▸ **Aim of the exercise**:
Would you give the entries below again in full, exactly as they stand?

▸ **Data to process**:

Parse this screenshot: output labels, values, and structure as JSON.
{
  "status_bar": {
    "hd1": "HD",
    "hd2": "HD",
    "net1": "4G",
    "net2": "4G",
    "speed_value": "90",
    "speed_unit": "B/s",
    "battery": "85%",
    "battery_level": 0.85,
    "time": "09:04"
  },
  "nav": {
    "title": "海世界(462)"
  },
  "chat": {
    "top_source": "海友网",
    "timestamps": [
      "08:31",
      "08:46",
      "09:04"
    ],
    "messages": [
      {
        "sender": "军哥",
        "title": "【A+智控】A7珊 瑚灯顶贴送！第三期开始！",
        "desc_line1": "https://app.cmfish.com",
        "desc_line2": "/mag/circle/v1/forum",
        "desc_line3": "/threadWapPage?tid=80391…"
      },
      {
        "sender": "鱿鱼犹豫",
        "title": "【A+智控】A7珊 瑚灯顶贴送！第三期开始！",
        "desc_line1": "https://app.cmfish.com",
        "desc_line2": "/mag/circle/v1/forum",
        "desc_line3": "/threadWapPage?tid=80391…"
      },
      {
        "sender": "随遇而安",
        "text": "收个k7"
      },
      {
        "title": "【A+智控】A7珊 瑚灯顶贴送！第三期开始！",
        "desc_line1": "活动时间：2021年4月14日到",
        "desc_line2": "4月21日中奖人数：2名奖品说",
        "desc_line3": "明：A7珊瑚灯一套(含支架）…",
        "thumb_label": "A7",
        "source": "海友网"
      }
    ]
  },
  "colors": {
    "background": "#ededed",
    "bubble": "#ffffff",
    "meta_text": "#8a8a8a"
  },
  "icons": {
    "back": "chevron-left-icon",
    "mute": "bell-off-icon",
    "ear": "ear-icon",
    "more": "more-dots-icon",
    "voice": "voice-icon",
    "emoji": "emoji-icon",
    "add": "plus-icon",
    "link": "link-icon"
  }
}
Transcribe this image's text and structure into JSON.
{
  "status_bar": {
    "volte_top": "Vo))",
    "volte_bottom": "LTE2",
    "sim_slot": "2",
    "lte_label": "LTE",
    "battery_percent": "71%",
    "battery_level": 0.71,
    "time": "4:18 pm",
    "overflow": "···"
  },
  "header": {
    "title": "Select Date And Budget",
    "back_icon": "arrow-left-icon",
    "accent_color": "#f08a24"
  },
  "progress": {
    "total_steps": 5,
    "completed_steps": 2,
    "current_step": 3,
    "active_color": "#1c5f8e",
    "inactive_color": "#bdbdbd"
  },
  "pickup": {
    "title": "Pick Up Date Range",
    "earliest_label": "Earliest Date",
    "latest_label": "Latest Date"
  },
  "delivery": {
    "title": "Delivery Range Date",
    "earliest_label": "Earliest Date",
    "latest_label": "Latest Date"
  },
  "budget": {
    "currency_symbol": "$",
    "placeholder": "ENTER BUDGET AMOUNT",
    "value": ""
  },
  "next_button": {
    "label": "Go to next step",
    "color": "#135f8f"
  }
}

▸ **Completed exercise**:
Parse this screenshot: output labels, values, and structure as JSON.
{
  "status_bar": {
    "hd1": "HD",
    "hd2": "HD",
    "net1": "4G",
    "net2": "4G",
    "speed_value": "90",
    "speed_unit": "B/s",
    "battery": "85%",
    "battery_level": 0.85,
    "time": "09:04"
  },
  "nav": {
    "title": "海世界(462)"
  },
  "chat": {
    "top_source": "海友网",
    "timestamps": [
      "08:31",
      "08:46",
      "09:04"
    ],
    "messages": [
      {
        "sender": "军哥",
        "title": "【A+智控】A7珊 瑚灯顶贴送！第三期开始！",
        "desc_line1": "https://app.cmfish.com",
        "desc_line2": "/mag/circle/v1/forum",
        "desc_line3": "/threadWapPage?tid=80391…"
      },
      {
        "sender": "鱿鱼犹豫",
        "title": "【A+智控】A7珊 瑚灯顶贴送！第三期开始！",
        "desc_line1": "https://app.cmfish.com",
        "desc_line2": "/mag/circle/v1/forum",
        "desc_line3": "/threadWapPage?tid=80391…"
      },
      {
        "sender": "随遇而安",
        "text": "收个k7"
      },
      {
        "title": "【A+智控】A7珊 瑚灯顶贴送！第三期开始！",
        "desc_line1": "活动时间：2021年4月14日到",
        "desc_line2": "4月21日中奖人数：2名奖品说",
        "desc_line3": "明：A7珊瑚灯一套(含支架）…",
        "thumb_label": "A7",
        "source": "海友网"
      }
    ]
  },
  "colors": {
    "background": "#ededed",
    "bubble": "#ffffff",
    "meta_text": "#8a8a8a"
  },
  "icons": {
    "back": "chevron-left-icon",
    "mute": "bell-off-icon",
    "ear": "ear-icon",
    "more": "more-dots-icon",
    "voice": "voice-icon",
    "emoji": "emoji-icon",
    "add": "plus-icon",
    "link": "link-icon"
  }
}
Transcribe this image's text and structure into JSON.
{
  "status_bar": {
    "volte_top": "Vo))",
    "volte_bottom": "LTE2",
    "sim_slot": "2",
    "lte_label": "LTE",
    "battery_percent": "71%",
    "battery_level": 0.71,
    "time": "4:18 pm",
    "overflow": "···"
  },
  "header": {
    "title": "Select Date And Budget",
    "back_icon": "arrow-left-icon",
    "accent_color": "#f08a24"
  },
  "progress": {
    "total_steps": 5,
    "completed_steps": 2,
    "current_step": 3,
    "active_color": "#1c5f8e",
    "inactive_color": "#bdbdbd"
  },
  "pickup": {
    "title": "Pick Up Date Range",
    "earliest_label": "Earliest Date",
    "latest_label": "Latest Date"
  },
  "delivery": {
    "title": "Delivery Range Date",
    "earliest_label": "Earliest Date",
    "latest_label": "Latest Date"
  },
  "budget": {
    "currency_symbol": "$",
    "placeholder": "ENTER BUDGET AMOUNT",
    "value": ""
  },
  "next_button": {
    "label": "Go to next step",
    "color": "#135f8f"
  }
}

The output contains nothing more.